→ TASK DETAILS
Whatever the lines below say, output them exactly.

→ GIVEN DATA
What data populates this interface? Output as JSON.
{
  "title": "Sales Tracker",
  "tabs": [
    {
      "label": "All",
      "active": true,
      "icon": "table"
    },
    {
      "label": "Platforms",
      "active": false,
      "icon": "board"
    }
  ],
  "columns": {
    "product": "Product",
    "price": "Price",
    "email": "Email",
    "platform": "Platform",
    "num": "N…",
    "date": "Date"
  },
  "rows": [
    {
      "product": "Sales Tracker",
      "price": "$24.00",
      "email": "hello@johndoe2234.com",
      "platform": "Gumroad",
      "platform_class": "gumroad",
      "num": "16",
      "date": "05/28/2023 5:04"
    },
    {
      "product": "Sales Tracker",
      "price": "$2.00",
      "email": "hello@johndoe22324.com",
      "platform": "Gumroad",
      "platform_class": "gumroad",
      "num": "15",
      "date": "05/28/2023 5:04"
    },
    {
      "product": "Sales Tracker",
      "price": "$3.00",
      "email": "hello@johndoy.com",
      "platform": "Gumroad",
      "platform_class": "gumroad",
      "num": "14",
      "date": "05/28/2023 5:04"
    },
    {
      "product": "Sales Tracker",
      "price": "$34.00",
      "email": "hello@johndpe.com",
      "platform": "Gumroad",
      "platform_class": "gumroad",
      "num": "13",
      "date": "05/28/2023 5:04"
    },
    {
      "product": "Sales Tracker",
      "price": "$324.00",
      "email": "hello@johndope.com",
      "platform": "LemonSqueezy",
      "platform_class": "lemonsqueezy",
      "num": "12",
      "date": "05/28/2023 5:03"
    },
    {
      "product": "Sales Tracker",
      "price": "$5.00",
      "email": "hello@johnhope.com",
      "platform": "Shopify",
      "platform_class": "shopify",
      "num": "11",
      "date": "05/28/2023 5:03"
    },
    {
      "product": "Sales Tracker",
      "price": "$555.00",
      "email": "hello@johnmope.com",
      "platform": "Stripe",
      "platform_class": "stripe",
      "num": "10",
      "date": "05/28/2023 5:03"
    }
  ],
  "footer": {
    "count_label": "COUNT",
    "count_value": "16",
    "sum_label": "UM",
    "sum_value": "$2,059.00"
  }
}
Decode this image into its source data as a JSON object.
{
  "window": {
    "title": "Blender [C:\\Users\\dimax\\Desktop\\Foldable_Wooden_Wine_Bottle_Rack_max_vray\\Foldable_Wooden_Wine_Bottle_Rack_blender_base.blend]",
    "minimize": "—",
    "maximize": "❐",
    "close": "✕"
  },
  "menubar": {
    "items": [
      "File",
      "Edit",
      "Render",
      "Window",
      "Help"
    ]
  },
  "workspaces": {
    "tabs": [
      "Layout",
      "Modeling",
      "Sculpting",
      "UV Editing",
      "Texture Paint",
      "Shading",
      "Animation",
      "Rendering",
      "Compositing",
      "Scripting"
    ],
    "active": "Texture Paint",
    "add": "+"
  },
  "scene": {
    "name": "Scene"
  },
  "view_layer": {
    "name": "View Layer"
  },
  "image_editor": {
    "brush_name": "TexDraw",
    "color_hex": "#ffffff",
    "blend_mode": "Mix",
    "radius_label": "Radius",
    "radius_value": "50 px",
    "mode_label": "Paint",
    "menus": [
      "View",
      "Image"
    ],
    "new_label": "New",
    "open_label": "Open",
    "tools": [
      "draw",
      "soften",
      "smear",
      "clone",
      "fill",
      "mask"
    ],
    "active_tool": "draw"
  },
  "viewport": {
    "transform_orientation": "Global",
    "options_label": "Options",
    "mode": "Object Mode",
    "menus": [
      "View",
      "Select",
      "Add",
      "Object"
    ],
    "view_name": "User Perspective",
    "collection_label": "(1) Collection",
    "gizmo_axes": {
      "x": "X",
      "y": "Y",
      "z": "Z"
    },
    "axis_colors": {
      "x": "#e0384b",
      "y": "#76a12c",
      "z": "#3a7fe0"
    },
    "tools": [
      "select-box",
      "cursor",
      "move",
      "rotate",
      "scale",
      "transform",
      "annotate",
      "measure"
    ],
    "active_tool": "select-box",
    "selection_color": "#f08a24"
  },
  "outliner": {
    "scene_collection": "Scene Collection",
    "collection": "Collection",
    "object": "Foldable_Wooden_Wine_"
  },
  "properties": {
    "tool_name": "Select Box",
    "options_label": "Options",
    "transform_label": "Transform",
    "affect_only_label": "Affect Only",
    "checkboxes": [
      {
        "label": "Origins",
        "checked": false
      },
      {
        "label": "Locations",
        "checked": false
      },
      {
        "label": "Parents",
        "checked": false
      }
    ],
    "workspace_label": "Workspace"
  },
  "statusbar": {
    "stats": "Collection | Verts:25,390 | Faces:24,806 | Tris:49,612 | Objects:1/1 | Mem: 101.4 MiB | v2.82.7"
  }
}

→ RESPONSE TO THE TASK
What data populates this interface? Output as JSON.
{
  "title": "Sales Tracker",
  "tabs": [
    {
      "label": "All",
      "active": true,
      "icon": "table"
    },
    {
      "label": "Platforms",
      "active": false,
      "icon": "board"
    }
  ],
  "columns": {
    "product": "Product",
    "price": "Price",
    "email": "Email",
    "platform": "Platform",
    "num": "N…",
    "date": "Date"
  },
  "rows": [
    {
      "product": "Sales Tracker",
      "price": "$24.00",
      "email": "hello@johndoe2234.com",
      "platform": "Gumroad",
      "platform_class": "gumroad",
      "num": "16",
      "date": "05/28/2023 5:04"
    },
    {
      "product": "Sales Tracker",
      "price": "$2.00",
      "email": "hello@johndoe22324.com",
      "platform": "Gumroad",
      "platform_class": "gumroad",
      "num": "15",
      "date": "05/28/2023 5:04"
    },
    {
      "product": "Sales Tracker",
      "price": "$3.00",
      "email": "hello@johndoy.com",
      "platform": "Gumroad",
      "platform_class": "gumroad",
      "num": "14",
      "date": "05/28/2023 5:04"
    },
    {
      "product": "Sales Tracker",
      "price": "$34.00",
      "email": "hello@johndpe.com",
      "platform": "Gumroad",
      "platform_class": "gumroad",
      "num": "13",
      "date": "05/28/2023 5:04"
    },
    {
      "product": "Sales Tracker",
      "price": "$324.00",
      "email": "hello@johndope.com",
      "platform": "LemonSqueezy",
      "platform_class": "lemonsqueezy",
      "num": "12",
      "date": "05/28/2023 5:03"
    },
    {
      "product": "Sales Tracker",
      "price": "$5.00",
      "email": "hello@johnhope.com",
      "platform": "Shopify",
      "platform_class": "shopify",
      "num": "11",
      "date": "05/28/2023 5:03"
    },
    {
      "product": "Sales Tracker",
      "price": "$555.00",
      "email": "hello@johnmope.com",
      "platform": "Stripe",
      "platform_class": "stripe",
      "num": "10",
      "date": "05/28/2023 5:03"
    }
  ],
  "footer": {
    "count_label": "COUNT",
    "count_value": "16",
    "sum_label": "UM",
    "sum_value": "$2,059.00"
  }
}
Decode this image into its source data as a JSON object.
{
  "window": {
    "title": "Blender [C:\\Users\\dimax\\Desktop\\Foldable_Wooden_Wine_Bottle_Rack_max_vray\\Foldable_Wooden_Wine_Bottle_Rack_blender_base.blend]",
    "minimize": "—",
    "maximize": "❐",
    "close": "✕"
  },
  "menubar": {
    "items": [
      "File",
      "Edit",
      "Render",
      "Window",
      "Help"
    ]
  },
  "workspaces": {
    "tabs": [
      "Layout",
      "Modeling",
      "Sculpting",
      "UV Editing",
      "Texture Paint",
      "Shading",
      "Animation",
      "Rendering",
      "Compositing",
      "Scripting"
    ],
    "active": "Texture Paint",
    "add": "+"
  },
  "scene": {
    "name": "Scene"
  },
  "view_layer": {
    "name": "View Layer"
  },
  "image_editor": {
    "brush_name": "TexDraw",
    "color_hex": "#ffffff",
    "blend_mode": "Mix",
    "radius_label": "Radius",
    "radius_value": "50 px",
    "mode_label": "Paint",
    "menus": [
      "View",
      "Image"
    ],
    "new_label": "New",
    "open_label": "Open",
    "tools": [
      "draw",
      "soften",
      "smear",
      "clone",
      "fill",
      "mask"
    ],
    "active_tool": "draw"
  },
  "viewport": {
    "transform_orientation": "Global",
    "options_label": "Options",
    "mode": "Object Mode",
    "menus": [
      "View",
      "Select",
      "Add",
      "Object"
    ],
    "view_name": "User Perspective",
    "collection_label": "(1) Collection",
    "gizmo_axes": {
      "x": "X",
      "y": "Y",
      "z": "Z"
    },
    "axis_colors": {
      "x": "#e0384b",
      "y": "#76a12c",
      "z": "#3a7fe0"
    },
    "tools": [
      "select-box",
      "cursor",
      "move",
      "rotate",
      "scale",
      "transform",
      "annotate",
      "measure"
    ],
    "active_tool": "select-box",
    "selection_color": "#f08a24"
  },
  "outliner": {
    "scene_collection": "Scene Collection",
    "collection": "Collection",
    "object": "Foldable_Wooden_Wine_"
  },
  "properties": {
    "tool_name": "Select Box",
    "options_label": "Options",
    "transform_label": "Transform",
    "affect_only_label": "Affect Only",
    "checkboxes": [
      {
        "label": "Origins",
        "checked": false
      },
      {
        "label": "Locations",
        "checked": false
      },
      {
        "label": "Parents",
        "checked": false
      }
    ],
    "workspace_label": "Workspace"
  },
  "statusbar": {
    "stats": "Collection | Verts:25,390 | Faces:24,806 | Tris:49,612 | Objects:1/1 | Mem: 101.4 MiB | v2.82.7"
  }
}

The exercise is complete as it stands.